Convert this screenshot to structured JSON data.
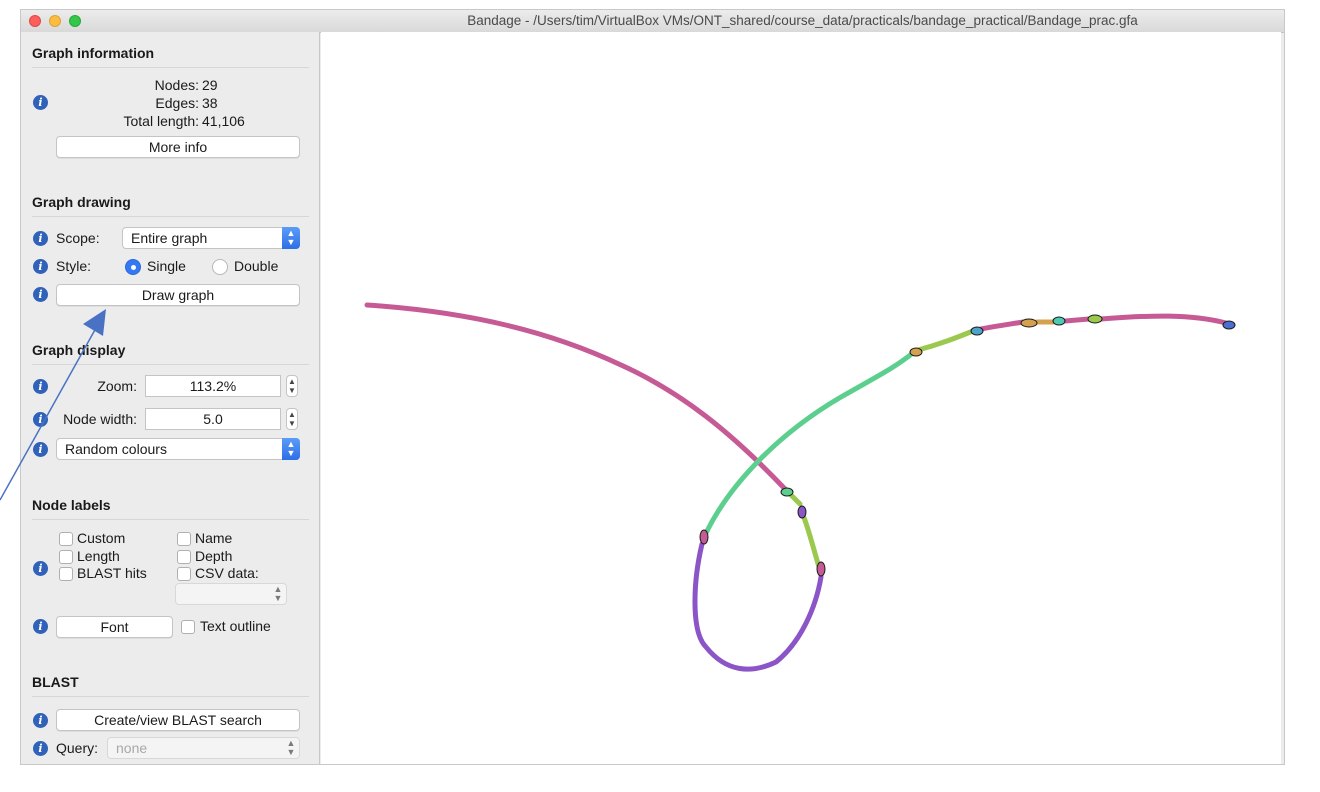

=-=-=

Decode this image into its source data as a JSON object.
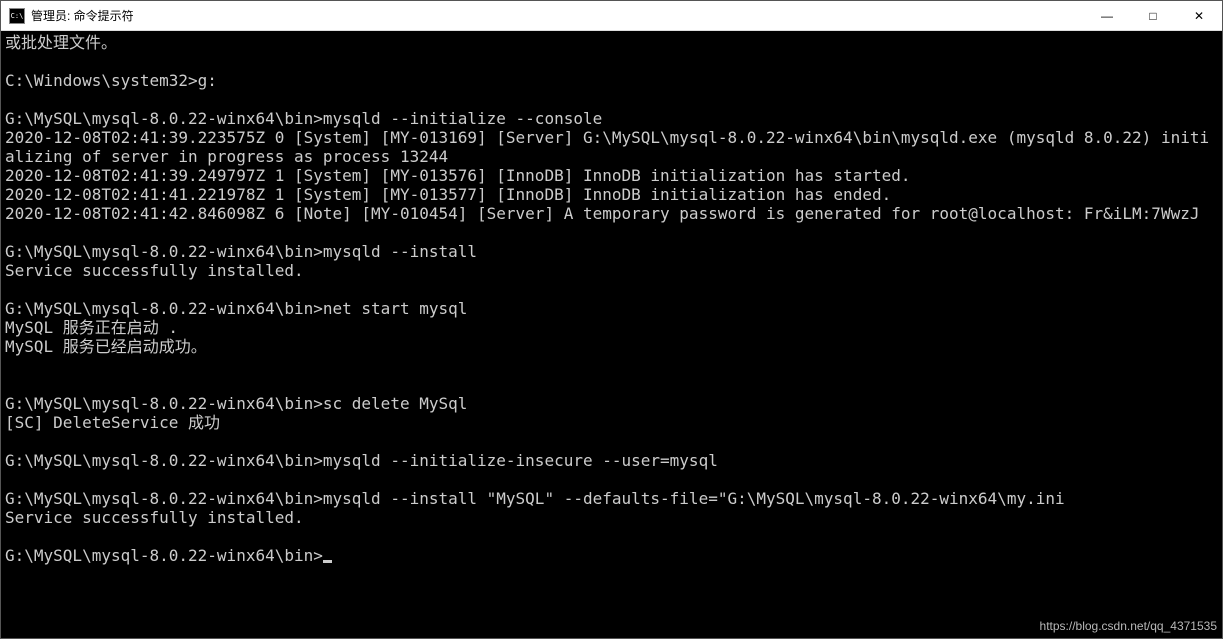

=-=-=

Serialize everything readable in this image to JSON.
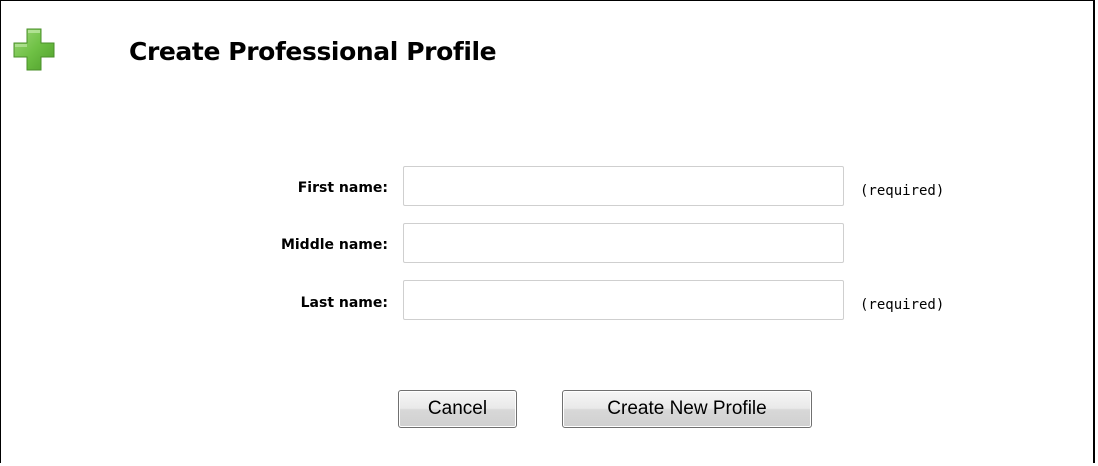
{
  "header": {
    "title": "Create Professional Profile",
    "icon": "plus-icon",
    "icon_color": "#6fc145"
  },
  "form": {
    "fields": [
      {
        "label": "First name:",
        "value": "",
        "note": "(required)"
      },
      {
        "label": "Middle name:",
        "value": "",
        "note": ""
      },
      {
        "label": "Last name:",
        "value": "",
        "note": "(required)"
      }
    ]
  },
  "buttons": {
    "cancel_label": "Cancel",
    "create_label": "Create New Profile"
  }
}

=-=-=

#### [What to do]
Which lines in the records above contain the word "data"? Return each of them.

#### [Response box]
Convert this screenshot to structured JSON data.
Decode this image into its source data as a JSON object.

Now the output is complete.